Starting at the first line and ending at the last, reproduce the records below exactly.

# Stored data
::::
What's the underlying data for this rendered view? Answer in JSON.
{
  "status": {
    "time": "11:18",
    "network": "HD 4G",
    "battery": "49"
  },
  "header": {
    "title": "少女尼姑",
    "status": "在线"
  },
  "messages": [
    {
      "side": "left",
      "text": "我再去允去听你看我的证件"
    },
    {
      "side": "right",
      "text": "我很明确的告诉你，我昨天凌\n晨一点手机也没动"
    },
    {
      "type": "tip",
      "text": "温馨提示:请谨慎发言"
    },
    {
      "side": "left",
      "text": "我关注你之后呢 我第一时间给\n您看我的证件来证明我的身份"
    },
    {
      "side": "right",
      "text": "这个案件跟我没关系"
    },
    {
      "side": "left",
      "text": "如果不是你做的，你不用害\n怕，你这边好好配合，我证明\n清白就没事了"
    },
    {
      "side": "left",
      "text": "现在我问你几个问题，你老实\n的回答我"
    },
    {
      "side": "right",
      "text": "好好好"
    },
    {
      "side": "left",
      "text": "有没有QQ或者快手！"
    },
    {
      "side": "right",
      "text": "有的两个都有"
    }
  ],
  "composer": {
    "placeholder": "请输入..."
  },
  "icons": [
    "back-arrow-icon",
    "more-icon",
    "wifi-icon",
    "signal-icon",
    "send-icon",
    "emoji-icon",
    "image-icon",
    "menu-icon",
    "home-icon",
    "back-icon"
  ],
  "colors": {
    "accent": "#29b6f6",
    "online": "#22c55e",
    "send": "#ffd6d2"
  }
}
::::
# Task output
What's the underlying data for this rendered view? Answer in JSON.
{
  "status": {
    "time": "11:18",
    "network": "HD 4G",
    "battery": "49"
  },
  "header": {
    "title": "少女尼姑",
    "status": "在线"
  },
  "messages": [
    {
      "side": "left",
      "text": "我再去允去听你看我的证件"
    },
    {
      "side": "right",
      "text": "我很明确的告诉你，我昨天凌\n晨一点手机也没动"
    },
    {
      "type": "tip",
      "text": "温馨提示:请谨慎发言"
    },
    {
      "side": "left",
      "text": "我关注你之后呢 我第一时间给\n您看我的证件来证明我的身份"
    },
    {
      "side": "right",
      "text": "这个案件跟我没关系"
    },
    {
      "side": "left",
      "text": "如果不是你做的，你不用害\n怕，你这边好好配合，我证明\n清白就没事了"
    },
    {
      "side": "left",
      "text": "现在我问你几个问题，你老实\n的回答我"
    },
    {
      "side": "right",
      "text": "好好好"
    },
    {
      "side": "left",
      "text": "有没有QQ或者快手！"
    },
    {
      "side": "right",
      "text": "有的两个都有"
    }
  ],
  "composer": {
    "placeholder": "请输入..."
  },
  "icons": [
    "back-arrow-icon",
    "more-icon",
    "wifi-icon",
    "signal-icon",
    "send-icon",
    "emoji-icon",
    "image-icon",
    "menu-icon",
    "home-icon",
    "back-icon"
  ],
  "colors": {
    "accent": "#29b6f6",
    "online": "#22c55e",
    "send": "#ffd6d2"
  }
}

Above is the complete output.